EXERCISE MATERIALS:
--------------------
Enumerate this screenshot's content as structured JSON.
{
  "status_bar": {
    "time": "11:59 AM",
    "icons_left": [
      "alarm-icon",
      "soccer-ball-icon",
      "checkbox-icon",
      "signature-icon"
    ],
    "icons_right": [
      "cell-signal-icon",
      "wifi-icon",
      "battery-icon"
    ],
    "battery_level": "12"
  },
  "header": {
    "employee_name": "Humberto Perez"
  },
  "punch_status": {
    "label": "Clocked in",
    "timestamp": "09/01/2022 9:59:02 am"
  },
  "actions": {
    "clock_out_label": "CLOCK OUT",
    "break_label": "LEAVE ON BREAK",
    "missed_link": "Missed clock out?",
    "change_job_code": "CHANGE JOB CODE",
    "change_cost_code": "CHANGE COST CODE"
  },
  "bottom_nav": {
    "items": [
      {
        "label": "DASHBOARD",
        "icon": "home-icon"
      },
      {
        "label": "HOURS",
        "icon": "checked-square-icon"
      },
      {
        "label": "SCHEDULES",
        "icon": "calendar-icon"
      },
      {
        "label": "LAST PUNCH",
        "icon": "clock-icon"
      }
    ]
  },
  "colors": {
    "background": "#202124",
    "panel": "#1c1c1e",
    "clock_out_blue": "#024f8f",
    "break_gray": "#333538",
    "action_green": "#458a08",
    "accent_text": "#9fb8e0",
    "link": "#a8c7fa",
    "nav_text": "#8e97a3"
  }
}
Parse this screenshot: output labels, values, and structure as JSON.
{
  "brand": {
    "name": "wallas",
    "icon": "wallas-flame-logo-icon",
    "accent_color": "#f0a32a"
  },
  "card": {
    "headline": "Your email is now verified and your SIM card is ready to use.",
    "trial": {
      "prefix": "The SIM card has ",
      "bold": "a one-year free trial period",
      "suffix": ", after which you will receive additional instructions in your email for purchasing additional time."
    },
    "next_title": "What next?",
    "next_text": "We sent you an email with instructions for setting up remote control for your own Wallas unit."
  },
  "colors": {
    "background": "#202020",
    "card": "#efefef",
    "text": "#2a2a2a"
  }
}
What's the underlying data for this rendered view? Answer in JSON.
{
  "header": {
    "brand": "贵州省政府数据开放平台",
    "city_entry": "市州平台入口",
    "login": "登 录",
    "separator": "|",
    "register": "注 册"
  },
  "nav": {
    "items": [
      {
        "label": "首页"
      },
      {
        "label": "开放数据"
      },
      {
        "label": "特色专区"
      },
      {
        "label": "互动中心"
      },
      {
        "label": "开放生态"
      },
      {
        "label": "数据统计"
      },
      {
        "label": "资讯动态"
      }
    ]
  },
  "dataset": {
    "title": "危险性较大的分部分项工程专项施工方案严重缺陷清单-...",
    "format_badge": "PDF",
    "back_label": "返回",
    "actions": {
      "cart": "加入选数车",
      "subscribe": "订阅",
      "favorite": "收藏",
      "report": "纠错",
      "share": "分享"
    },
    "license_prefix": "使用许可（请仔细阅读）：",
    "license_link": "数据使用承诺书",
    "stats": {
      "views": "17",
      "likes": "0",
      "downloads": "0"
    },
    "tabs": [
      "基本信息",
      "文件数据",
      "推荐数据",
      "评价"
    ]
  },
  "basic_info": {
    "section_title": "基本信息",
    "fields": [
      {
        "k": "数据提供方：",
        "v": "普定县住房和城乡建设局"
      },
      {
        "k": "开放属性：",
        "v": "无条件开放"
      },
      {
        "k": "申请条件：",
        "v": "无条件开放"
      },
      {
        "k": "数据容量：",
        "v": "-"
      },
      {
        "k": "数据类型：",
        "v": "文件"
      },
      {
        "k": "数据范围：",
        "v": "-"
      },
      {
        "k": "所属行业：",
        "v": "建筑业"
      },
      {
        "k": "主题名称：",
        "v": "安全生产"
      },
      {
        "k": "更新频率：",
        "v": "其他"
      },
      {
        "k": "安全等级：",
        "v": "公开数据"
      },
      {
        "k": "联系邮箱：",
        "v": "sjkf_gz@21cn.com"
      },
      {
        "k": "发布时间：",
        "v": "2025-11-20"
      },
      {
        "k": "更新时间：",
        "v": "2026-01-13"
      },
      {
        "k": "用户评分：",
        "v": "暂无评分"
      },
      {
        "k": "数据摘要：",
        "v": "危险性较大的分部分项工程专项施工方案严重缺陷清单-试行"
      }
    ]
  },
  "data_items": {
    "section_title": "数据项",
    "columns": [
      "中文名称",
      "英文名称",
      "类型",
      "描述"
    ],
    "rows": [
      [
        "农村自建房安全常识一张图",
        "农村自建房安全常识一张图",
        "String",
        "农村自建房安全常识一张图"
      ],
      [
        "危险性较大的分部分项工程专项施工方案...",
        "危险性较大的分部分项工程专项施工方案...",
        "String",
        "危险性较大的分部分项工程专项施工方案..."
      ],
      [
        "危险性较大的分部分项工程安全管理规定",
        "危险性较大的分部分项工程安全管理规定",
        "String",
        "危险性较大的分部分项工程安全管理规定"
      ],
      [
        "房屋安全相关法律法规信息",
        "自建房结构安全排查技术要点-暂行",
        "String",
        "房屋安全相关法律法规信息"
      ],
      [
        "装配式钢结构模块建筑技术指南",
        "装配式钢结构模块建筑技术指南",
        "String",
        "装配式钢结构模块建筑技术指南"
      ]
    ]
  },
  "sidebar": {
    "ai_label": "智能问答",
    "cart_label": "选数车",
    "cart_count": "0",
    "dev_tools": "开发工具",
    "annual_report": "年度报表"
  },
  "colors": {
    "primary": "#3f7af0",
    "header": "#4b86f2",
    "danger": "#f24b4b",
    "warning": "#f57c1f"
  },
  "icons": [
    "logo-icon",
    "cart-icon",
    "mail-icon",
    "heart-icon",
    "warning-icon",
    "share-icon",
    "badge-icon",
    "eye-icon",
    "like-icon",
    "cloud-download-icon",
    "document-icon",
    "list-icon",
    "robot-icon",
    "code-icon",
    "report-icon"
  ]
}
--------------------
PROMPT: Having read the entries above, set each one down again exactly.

RESPONSE:
Enumerate this screenshot's content as structured JSON.
{
  "status_bar": {
    "time": "11:59 AM",
    "icons_left": [
      "alarm-icon",
      "soccer-ball-icon",
      "checkbox-icon",
      "signature-icon"
    ],
    "icons_right": [
      "cell-signal-icon",
      "wifi-icon",
      "battery-icon"
    ],
    "battery_level": "12"
  },
  "header": {
    "employee_name": "Humberto Perez"
  },
  "punch_status": {
    "label": "Clocked in",
    "timestamp": "09/01/2022 9:59:02 am"
  },
  "actions": {
    "clock_out_label": "CLOCK OUT",
    "break_label": "LEAVE ON BREAK",
    "missed_link": "Missed clock out?",
    "change_job_code": "CHANGE JOB CODE",
    "change_cost_code": "CHANGE COST CODE"
  },
  "bottom_nav": {
    "items": [
      {
        "label": "DASHBOARD",
        "icon": "home-icon"
      },
      {
        "label": "HOURS",
        "icon": "checked-square-icon"
      },
      {
        "label": "SCHEDULES",
        "icon": "calendar-icon"
      },
      {
        "label": "LAST PUNCH",
        "icon": "clock-icon"
      }
    ]
  },
  "colors": {
    "background": "#202124",
    "panel": "#1c1c1e",
    "clock_out_blue": "#024f8f",
    "break_gray": "#333538",
    "action_green": "#458a08",
    "accent_text": "#9fb8e0",
    "link": "#a8c7fa",
    "nav_text": "#8e97a3"
  }
}
Parse this screenshot: output labels, values, and structure as JSON.
{
  "brand": {
    "name": "wallas",
    "icon": "wallas-flame-logo-icon",
    "accent_color": "#f0a32a"
  },
  "card": {
    "headline": "Your email is now verified and your SIM card is ready to use.",
    "trial": {
      "prefix": "The SIM card has ",
      "bold": "a one-year free trial period",
      "suffix": ", after which you will receive additional instructions in your email for purchasing additional time."
    },
    "next_title": "What next?",
    "next_text": "We sent you an email with instructions for setting up remote control for your own Wallas unit."
  },
  "colors": {
    "background": "#202020",
    "card": "#efefef",
    "text": "#2a2a2a"
  }
}
What's the underlying data for this rendered view? Answer in JSON.
{
  "header": {
    "brand": "贵州省政府数据开放平台",
    "city_entry": "市州平台入口",
    "login": "登 录",
    "separator": "|",
    "register": "注 册"
  },
  "nav": {
    "items": [
      {
        "label": "首页"
      },
      {
        "label": "开放数据"
      },
      {
        "label": "特色专区"
      },
      {
        "label": "互动中心"
      },
      {
        "label": "开放生态"
      },
      {
        "label": "数据统计"
      },
      {
        "label": "资讯动态"
      }
    ]
  },
  "dataset": {
    "title": "危险性较大的分部分项工程专项施工方案严重缺陷清单-...",
    "format_badge": "PDF",
    "back_label": "返回",
    "actions": {
      "cart": "加入选数车",
      "subscribe": "订阅",
      "favorite": "收藏",
      "report": "纠错",
      "share": "分享"
    },
    "license_prefix": "使用许可（请仔细阅读）：",
    "license_link": "数据使用承诺书",
    "stats": {
      "views": "17",
      "likes": "0",
      "downloads": "0"
    },
    "tabs": [
      "基本信息",
      "文件数据",
      "推荐数据",
      "评价"
    ]
  },
  "basic_info": {
    "section_title": "基本信息",
    "fields": [
      {
        "k": "数据提供方：",
        "v": "普定县住房和城乡建设局"
      },
      {
        "k": "开放属性：",
        "v": "无条件开放"
      },
      {
        "k": "申请条件：",
        "v": "无条件开放"
      },
      {
        "k": "数据容量：",
        "v": "-"
      },
      {
        "k": "数据类型：",
        "v": "文件"
      },
      {
        "k": "数据范围：",
        "v": "-"
      },
      {
        "k": "所属行业：",
        "v": "建筑业"
      },
      {
        "k": "主题名称：",
        "v": "安全生产"
      },
      {
        "k": "更新频率：",
        "v": "其他"
      },
      {
        "k": "安全等级：",
        "v": "公开数据"
      },
      {
        "k": "联系邮箱：",
        "v": "sjkf_gz@21cn.com"
      },
      {
        "k": "发布时间：",
        "v": "2025-11-20"
      },
      {
        "k": "更新时间：",
        "v": "2026-01-13"
      },
      {
        "k": "用户评分：",
        "v": "暂无评分"
      },
      {
        "k": "数据摘要：",
        "v": "危险性较大的分部分项工程专项施工方案严重缺陷清单-试行"
      }
    ]
  },
  "data_items": {
    "section_title": "数据项",
    "columns": [
      "中文名称",
      "英文名称",
      "类型",
      "描述"
    ],
    "rows": [
      [
        "农村自建房安全常识一张图",
        "农村自建房安全常识一张图",
        "String",
        "农村自建房安全常识一张图"
      ],
      [
        "危险性较大的分部分项工程专项施工方案...",
        "危险性较大的分部分项工程专项施工方案...",
        "String",
        "危险性较大的分部分项工程专项施工方案..."
      ],
      [
        "危险性较大的分部分项工程安全管理规定",
        "危险性较大的分部分项工程安全管理规定",
        "String",
        "危险性较大的分部分项工程安全管理规定"
      ],
      [
        "房屋安全相关法律法规信息",
        "自建房结构安全排查技术要点-暂行",
        "String",
        "房屋安全相关法律法规信息"
      ],
      [
        "装配式钢结构模块建筑技术指南",
        "装配式钢结构模块建筑技术指南",
        "String",
        "装配式钢结构模块建筑技术指南"
      ]
    ]
  },
  "sidebar": {
    "ai_label": "智能问答",
    "cart_label": "选数车",
    "cart_count": "0",
    "dev_tools": "开发工具",
    "annual_report": "年度报表"
  },
  "colors": {
    "primary": "#3f7af0",
    "header": "#4b86f2",
    "danger": "#f24b4b",
    "warning": "#f57c1f"
  },
  "icons": [
    "logo-icon",
    "cart-icon",
    "mail-icon",
    "heart-icon",
    "warning-icon",
    "share-icon",
    "badge-icon",
    "eye-icon",
    "like-icon",
    "cloud-download-icon",
    "document-icon",
    "list-icon",
    "robot-icon",
    "code-icon",
    "report-icon"
  ]
}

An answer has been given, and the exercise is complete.